SPECIAL REPORT with videos and photographs: OCTA Stabilizes Tracks in San Clemente Allowing Some Weekend Service Set to Restart Feb. 4.Written by David C. Lester, Editor-in-Chief
Now that the heavy rains have subsided, the Orange County Transportation Authority has been successful in stopping slope movement and stabilizing the tracks in South San Clemente, clearing the way for weekend service to resume.
For the past couple of weeks, RT&S has been reporting on the rain delays impacting the Orange County Transportation Authority’s repair work on its oceanside track. Now that the heavy rains have subsided, OCTA has been successful in stopping slope movement and stabilizing the tracks in South San Clemente, clearing the way for weekend service to resume.
The LOSSAN Rail Authority, which operates Amtrak’s popular Pacific Surfliner, is expected to restart weekend service Saturday, Feb. 4.
Metrolink will continue to operate weekend passenger rail service only as far south as the San Clemente Pier Station.
Metrolink and Amtrak passengers are asked to keep checking pacificsurfliner.com/alerts and metrolinktrains.com for updates on rail service and schedules.
“Even with the recent heavy rain and high tides, our approach to this project has proven effective in keeping the track from moving and we’re pleased to announce that passenger service can safely resume on weekends,” said OCTA Chairman Gene Hernandez, also the Mayor of Yorba Linda. “I want to thank the public for their patience and I hope everyone can understand that ensuring passenger safety guides all of our actions.”
Railroad operators in San Diego had a previously scheduled a weekend track shutdown for January 28-29, which prevents any passenger service between Orange County and San Diego County from starting sooner.
To ensure worker safety and for the most efficient completion of the project, rail service will not operate on weekdays. The beach area is constrained and the work requires the operation and movement of large construction equipment with personnel on and around the tracks.
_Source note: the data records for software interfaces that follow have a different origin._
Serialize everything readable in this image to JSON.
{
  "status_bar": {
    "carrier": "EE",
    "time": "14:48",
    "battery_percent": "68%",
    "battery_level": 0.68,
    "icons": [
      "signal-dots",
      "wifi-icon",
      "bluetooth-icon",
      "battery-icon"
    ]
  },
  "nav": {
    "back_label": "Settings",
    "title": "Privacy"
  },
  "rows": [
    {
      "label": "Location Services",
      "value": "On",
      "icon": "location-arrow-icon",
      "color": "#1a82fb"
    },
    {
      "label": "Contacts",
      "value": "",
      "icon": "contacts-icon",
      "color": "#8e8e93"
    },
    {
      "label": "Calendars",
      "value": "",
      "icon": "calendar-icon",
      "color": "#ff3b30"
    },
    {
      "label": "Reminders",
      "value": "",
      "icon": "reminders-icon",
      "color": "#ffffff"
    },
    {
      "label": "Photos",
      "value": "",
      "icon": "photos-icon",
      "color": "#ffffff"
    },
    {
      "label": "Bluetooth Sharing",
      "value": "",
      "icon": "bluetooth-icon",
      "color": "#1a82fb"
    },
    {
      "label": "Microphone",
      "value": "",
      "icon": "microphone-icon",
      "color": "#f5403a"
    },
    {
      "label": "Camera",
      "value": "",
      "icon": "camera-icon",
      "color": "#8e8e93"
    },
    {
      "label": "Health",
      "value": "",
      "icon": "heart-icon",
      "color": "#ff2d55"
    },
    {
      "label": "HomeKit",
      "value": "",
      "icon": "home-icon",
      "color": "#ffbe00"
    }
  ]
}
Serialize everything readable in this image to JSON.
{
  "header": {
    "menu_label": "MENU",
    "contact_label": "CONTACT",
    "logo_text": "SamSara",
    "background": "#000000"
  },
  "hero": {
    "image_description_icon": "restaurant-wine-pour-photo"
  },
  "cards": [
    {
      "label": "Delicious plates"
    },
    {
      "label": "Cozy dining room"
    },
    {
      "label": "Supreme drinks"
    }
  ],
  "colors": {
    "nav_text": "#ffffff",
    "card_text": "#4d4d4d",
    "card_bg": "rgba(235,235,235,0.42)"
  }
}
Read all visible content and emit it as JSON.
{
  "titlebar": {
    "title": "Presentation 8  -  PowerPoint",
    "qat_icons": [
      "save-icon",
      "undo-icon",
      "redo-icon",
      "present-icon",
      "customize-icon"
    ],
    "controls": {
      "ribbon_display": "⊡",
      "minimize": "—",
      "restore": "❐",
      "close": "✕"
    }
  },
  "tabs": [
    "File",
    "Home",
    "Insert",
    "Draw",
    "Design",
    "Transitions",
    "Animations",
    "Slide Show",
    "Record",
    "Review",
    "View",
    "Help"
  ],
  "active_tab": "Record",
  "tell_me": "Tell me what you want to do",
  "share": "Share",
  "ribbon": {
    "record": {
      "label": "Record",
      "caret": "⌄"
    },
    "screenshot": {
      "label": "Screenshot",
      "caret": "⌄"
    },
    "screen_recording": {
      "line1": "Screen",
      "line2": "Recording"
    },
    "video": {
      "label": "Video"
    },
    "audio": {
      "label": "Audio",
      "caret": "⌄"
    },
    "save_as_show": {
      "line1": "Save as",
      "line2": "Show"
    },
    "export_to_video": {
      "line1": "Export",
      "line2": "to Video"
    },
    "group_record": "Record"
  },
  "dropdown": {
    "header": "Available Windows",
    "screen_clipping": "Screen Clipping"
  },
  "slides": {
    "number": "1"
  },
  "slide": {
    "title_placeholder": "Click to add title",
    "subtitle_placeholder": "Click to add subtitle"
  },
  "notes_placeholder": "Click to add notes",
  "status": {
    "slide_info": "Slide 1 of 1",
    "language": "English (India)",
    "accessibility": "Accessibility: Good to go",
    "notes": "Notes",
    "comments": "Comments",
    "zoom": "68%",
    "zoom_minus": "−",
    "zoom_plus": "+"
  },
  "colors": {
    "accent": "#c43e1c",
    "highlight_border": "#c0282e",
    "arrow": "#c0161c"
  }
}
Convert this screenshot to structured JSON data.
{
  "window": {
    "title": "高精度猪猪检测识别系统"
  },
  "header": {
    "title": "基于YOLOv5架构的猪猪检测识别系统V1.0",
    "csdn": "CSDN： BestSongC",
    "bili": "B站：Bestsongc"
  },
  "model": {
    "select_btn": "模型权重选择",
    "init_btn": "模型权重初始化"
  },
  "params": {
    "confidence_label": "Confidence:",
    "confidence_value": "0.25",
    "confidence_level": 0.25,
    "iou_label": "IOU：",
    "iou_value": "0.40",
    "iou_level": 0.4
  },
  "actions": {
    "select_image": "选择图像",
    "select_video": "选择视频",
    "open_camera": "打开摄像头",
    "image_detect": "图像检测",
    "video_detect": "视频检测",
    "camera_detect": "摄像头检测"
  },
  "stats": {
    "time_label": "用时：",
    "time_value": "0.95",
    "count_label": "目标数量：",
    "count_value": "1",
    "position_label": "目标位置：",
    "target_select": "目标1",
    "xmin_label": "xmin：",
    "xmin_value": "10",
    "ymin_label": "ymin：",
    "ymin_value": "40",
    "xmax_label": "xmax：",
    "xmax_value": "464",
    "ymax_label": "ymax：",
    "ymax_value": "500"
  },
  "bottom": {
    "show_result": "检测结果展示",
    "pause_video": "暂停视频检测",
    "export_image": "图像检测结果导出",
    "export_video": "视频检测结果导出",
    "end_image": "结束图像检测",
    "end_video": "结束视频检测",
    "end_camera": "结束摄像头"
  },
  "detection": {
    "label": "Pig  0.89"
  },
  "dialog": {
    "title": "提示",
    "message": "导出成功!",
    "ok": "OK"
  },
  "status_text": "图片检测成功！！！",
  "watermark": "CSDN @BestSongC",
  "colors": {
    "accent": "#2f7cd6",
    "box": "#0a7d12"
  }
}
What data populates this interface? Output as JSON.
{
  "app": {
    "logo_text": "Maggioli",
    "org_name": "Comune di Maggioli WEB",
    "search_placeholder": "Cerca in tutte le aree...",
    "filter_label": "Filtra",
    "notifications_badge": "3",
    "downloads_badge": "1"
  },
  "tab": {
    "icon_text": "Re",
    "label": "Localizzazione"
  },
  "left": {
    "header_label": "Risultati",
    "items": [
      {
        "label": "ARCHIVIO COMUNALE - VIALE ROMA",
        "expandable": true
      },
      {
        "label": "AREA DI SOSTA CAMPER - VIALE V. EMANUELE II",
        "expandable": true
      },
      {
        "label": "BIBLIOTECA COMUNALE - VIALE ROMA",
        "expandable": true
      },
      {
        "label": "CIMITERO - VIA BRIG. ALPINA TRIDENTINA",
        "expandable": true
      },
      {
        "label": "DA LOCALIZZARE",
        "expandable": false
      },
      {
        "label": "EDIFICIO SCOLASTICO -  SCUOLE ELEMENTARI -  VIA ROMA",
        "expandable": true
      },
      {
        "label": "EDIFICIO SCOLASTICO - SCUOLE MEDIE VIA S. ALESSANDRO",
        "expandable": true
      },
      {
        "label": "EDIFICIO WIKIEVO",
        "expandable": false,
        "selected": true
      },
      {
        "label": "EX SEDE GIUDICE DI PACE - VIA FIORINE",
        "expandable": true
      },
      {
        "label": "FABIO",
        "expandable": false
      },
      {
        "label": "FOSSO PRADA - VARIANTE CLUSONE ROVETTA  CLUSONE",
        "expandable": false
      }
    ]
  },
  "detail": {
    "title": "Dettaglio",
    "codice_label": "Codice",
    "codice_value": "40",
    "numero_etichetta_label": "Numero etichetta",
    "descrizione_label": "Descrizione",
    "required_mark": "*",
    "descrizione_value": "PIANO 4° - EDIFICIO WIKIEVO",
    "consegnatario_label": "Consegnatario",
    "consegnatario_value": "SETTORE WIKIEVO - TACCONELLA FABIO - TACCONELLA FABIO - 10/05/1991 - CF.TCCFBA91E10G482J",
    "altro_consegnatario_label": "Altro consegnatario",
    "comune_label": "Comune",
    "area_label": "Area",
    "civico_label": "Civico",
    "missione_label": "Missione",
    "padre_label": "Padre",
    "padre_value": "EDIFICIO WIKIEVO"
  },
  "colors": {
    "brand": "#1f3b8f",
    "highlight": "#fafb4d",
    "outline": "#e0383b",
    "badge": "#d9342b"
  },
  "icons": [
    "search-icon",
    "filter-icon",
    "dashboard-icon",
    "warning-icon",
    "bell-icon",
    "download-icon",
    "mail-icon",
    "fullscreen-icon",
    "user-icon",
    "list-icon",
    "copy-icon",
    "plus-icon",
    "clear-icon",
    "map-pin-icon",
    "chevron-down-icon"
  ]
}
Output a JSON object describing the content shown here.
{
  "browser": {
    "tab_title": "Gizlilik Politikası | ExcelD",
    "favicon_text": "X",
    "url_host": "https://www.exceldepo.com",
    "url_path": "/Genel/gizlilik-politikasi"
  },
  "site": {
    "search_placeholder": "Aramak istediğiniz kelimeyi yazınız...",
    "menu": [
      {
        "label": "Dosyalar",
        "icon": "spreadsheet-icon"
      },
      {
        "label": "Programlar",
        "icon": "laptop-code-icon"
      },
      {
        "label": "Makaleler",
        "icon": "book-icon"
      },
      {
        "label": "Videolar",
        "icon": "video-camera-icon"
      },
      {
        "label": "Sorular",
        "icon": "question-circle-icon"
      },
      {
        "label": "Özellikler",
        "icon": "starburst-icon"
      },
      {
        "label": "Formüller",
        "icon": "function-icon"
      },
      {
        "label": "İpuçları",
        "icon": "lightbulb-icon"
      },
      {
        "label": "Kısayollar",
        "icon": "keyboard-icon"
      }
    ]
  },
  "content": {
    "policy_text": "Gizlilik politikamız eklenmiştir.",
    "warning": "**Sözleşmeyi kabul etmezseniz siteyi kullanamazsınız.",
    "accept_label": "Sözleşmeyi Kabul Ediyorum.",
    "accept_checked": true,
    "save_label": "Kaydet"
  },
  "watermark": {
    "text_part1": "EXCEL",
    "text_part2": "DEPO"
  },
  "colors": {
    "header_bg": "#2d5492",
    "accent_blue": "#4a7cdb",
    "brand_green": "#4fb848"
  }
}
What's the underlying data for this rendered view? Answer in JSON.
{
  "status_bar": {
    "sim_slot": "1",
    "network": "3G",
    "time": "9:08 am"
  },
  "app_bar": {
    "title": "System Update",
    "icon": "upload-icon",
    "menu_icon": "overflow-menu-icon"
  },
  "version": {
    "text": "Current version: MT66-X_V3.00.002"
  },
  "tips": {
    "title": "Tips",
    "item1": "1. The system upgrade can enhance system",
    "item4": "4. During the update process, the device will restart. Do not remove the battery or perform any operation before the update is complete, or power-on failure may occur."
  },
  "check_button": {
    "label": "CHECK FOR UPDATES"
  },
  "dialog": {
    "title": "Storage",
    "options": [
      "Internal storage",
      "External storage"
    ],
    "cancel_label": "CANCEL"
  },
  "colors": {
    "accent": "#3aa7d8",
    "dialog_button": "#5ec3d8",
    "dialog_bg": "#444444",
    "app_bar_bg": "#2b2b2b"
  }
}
For footage of the construction work visit: bit.ly/TrackStabilization.
OCTA officials reported during this week’s OCTA Board of Directors meeting that movement of the track had stopped after crews finished installing and locking off the first row of grade beam panels and ground anchor tiebacks that are stabilizing the privately owned hillside next to the track.
Crews are excavating for installation of the second row of tiebacks and grade beams. At the same time, geotechnical experts have confirmed that the first row of more than 100 ground anchors drilled into the bedrock along the 700 feet of track have halted its movement.
Inclinometers monitoring for any hillside and track movement have shown no movement since the first row of ground anchors was installed. Site conditions continue to be monitored with passenger safety the top priority.
Recent heavy rains led to delays in the construction schedule. The current schedule estimates work will be completed by the end of March and weekday passenger rail service also could be restored at that time. That schedule is subject to change depending upon additional rain.
The construction work is being completed on a privately owned slope along 700 feet of rail between the ocean and homes above in the Cyprus Shore Homeowners Association, south of the San Clemente Pier.
The work has involved drilling large steel anchors more than 130 feet long into the bedrock of the slope adjacent to the railroad track to prevent it from pushing the track further toward the ocean. The track had moved as much as 28 inches between September 2021 and September 2022 because of storm surge and sand erosion on the coastal side and the gradually sliding hillside on the other.
Passenger rail service, including Amtrak and Metrolink, was stopped in late September out of an abundance of caution and to allow for the emergency repairs.
OCTA is working with state and federal officials to secure necessary funding to pay for the emergency construction, estimated at $12 million. In October, the OCTA board approved the emergency construction and, on the same day, the California Transportation Commission met in a special session and approved $6 million in emergency funding.
In addition to the immediate repair work, OCTA continues to review long-term options for protecting the rail line in this area and throughout the coastal region. OCTA’s priority is to work with all partners to move forward with slope stabilization to ensure safety for all passengers who travel through the area.
OCTA is the owner of 40 miles of track stretching through Orange County, including the 8 miles along the coast through Dana Point and San Clemente. To date, OCTA has invested more than $2 billion in the rail corridor, including $1.3 billion in capital improvements.
Watch drone video (courtesy of OCTA)
For project updates, visit octa.net/railimprovements.